=== Begin Enclosure ===

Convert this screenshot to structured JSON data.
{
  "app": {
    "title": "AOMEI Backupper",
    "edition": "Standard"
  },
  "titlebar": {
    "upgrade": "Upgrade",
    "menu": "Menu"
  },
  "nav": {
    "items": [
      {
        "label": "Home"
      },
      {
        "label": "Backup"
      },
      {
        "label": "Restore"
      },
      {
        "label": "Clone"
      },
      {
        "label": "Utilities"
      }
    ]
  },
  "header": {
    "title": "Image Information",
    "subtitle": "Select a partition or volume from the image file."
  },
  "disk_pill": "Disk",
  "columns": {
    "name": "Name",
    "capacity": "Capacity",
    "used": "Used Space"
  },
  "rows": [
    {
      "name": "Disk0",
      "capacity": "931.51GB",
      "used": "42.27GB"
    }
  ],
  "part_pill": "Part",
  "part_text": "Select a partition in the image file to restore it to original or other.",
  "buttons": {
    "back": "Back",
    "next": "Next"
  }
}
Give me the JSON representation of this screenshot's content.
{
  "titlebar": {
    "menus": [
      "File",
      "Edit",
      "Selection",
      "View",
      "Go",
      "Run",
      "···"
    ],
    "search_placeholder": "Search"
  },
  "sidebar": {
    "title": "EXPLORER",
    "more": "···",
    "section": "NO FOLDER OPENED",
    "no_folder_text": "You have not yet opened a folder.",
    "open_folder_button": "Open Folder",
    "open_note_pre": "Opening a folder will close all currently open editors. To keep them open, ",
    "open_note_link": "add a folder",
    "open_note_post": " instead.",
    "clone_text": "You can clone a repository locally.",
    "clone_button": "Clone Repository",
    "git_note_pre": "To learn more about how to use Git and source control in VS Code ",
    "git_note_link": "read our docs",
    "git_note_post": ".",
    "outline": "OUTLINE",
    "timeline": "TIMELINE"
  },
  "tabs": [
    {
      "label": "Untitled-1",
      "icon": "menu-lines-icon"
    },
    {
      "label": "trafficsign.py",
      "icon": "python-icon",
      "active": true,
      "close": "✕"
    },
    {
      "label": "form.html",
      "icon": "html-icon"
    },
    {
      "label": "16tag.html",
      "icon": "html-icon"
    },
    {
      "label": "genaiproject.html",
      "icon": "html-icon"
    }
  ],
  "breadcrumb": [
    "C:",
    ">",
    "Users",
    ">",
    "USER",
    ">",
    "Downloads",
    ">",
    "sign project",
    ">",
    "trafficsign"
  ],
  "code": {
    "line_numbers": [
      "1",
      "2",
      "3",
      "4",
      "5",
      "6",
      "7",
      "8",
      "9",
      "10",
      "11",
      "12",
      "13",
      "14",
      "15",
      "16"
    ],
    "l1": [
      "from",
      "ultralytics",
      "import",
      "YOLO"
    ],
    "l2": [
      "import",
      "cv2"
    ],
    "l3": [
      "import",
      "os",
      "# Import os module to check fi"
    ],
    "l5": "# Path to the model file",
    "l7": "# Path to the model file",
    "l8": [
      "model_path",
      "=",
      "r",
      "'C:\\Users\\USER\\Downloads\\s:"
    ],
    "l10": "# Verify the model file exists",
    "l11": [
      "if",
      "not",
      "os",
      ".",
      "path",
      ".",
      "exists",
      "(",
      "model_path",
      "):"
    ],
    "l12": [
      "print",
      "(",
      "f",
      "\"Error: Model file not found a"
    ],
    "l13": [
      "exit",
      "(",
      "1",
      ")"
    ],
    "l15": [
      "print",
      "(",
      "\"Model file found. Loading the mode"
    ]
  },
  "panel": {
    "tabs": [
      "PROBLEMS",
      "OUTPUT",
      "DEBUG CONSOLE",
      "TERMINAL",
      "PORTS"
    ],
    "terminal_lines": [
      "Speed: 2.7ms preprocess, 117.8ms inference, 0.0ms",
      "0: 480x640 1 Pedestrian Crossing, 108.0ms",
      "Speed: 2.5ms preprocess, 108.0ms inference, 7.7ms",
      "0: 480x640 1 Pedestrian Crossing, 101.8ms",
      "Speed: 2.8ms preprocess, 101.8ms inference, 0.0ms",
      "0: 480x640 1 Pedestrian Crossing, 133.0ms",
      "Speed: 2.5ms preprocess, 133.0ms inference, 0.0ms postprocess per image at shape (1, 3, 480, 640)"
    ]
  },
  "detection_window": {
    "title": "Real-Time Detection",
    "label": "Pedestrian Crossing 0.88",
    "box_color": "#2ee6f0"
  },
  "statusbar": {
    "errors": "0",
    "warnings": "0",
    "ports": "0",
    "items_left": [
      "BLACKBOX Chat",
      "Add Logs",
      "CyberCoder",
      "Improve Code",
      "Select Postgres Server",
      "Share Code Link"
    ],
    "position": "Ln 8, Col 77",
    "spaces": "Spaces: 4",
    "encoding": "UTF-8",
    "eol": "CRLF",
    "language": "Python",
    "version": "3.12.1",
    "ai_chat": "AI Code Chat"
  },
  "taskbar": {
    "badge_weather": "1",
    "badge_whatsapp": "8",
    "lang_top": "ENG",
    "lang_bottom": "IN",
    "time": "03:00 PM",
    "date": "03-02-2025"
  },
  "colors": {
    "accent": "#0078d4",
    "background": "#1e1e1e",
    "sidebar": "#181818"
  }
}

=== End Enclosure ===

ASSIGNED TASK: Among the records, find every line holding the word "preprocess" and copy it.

COMPLETED EXERCISE:
      "Speed: 2.7ms preprocess, 117.8ms inference, 0.0ms",
      "Speed: 2.5ms preprocess, 108.0ms inference, 7.7ms",
      "Speed: 2.8ms preprocess, 101.8ms inference, 0.0ms",
      "Speed: 2.5ms preprocess, 133.0ms inference, 0.0ms postprocess per image at shape (1, 3, 480, 640)"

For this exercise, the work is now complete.